>>
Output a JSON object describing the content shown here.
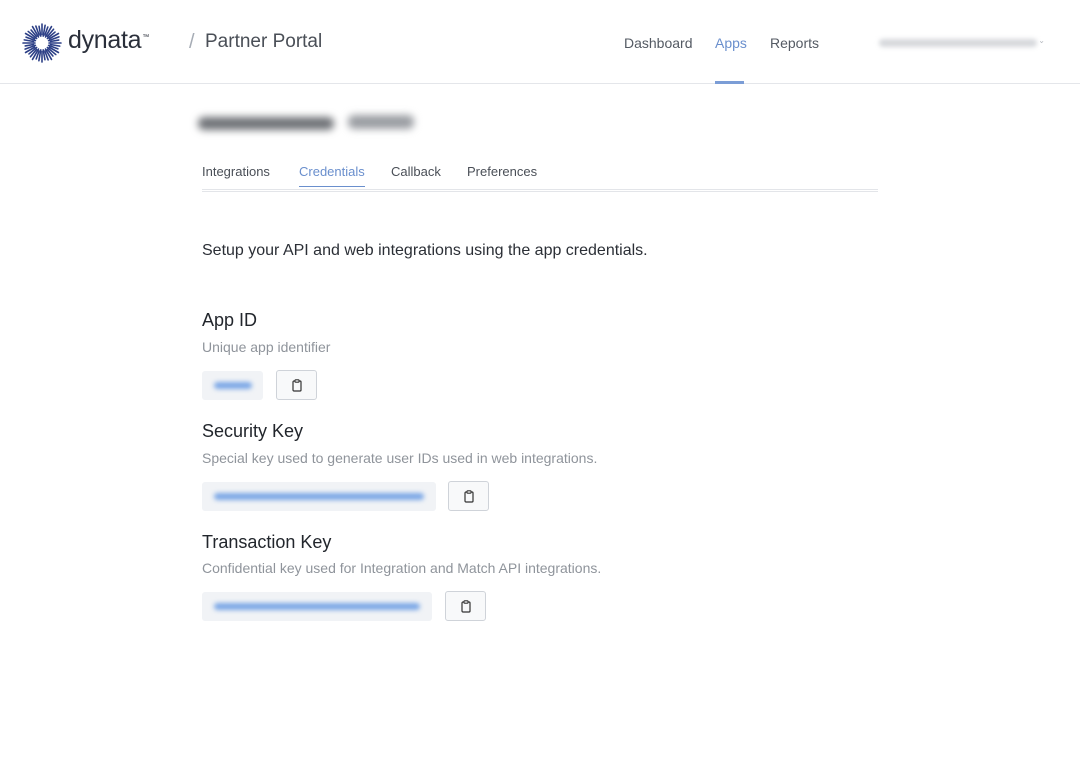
{
  "header": {
    "brand": "dynata",
    "brand_tm": "™",
    "separator": "/",
    "portal_title": "Partner Portal",
    "nav": {
      "dashboard": "Dashboard",
      "apps": "Apps",
      "reports": "Reports"
    },
    "active_nav": "Apps"
  },
  "tabs": {
    "integrations": "Integrations",
    "credentials": "Credentials",
    "callback": "Callback",
    "preferences": "Preferences",
    "active": "Credentials"
  },
  "intro": "Setup your API and web integrations using the app credentials.",
  "credentials": {
    "app_id": {
      "title": "App ID",
      "description": "Unique app identifier"
    },
    "security_key": {
      "title": "Security Key",
      "description": "Special key used to generate user IDs used in web integrations."
    },
    "transaction_key": {
      "title": "Transaction Key",
      "description": "Confidential key used for Integration and Match API integrations."
    }
  },
  "icons": {
    "logo": "dynata-sunburst-logo",
    "copy": "clipboard-icon",
    "user_menu": "chevron-down-icon"
  },
  "colors": {
    "accent": "#6a8fcd",
    "logo": "#2c3f86",
    "muted_text": "#8f949b"
  }
}
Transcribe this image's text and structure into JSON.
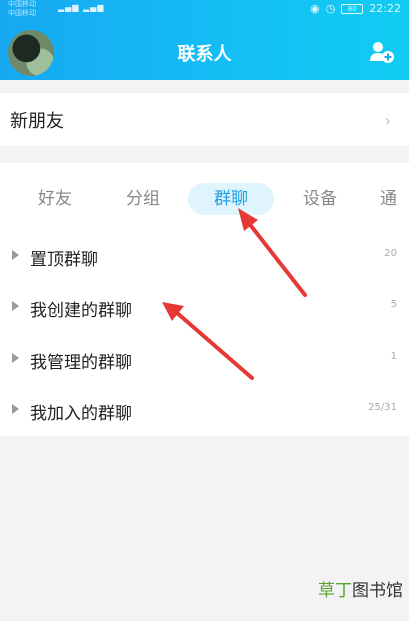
{
  "status_bar": {
    "carrier_line1": "中国移动",
    "carrier_line2": "中国移动",
    "time": "22:22",
    "battery": "80"
  },
  "header": {
    "title": "联系人"
  },
  "new_friends": {
    "label": "新朋友",
    "chevron": "›"
  },
  "tabs": [
    {
      "label": "好友",
      "active": false
    },
    {
      "label": "分组",
      "active": false
    },
    {
      "label": "群聊",
      "active": true
    },
    {
      "label": "设备",
      "active": false
    },
    {
      "label": "通",
      "active": false
    }
  ],
  "groups": [
    {
      "label": "置顶群聊",
      "count": "20"
    },
    {
      "label": "我创建的群聊",
      "count": "5"
    },
    {
      "label": "我管理的群聊",
      "count": "1"
    },
    {
      "label": "我加入的群聊",
      "count": "25/31"
    }
  ],
  "watermark": {
    "part1": "草丁",
    "part2": "图书馆"
  },
  "colors": {
    "header_blue": "#17a8f2",
    "active_tab": "#1ea0e6",
    "arrow_red": "#e53935"
  },
  "icons": {
    "add_contact": "add-contact-icon",
    "row_expand": "triangle-right-icon"
  }
}
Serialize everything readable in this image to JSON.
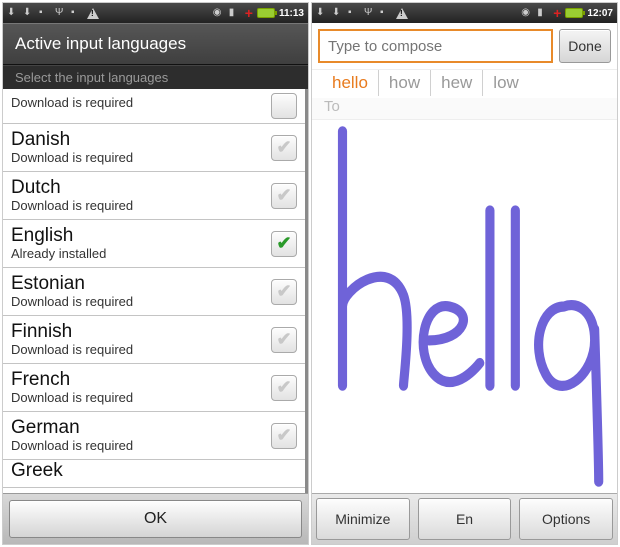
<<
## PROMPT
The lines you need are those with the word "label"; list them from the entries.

## RESPONSE
    "label": "新朋友",
      "label": "好友",
      "label": "分组",
      "label": "群聊",
      "label": "设备",
      "label": "通",
      "label": "置顶群聊",
      "label": "我创建的群聊",
      "label": "我管理的群聊",
      "label": "我加入的群聊",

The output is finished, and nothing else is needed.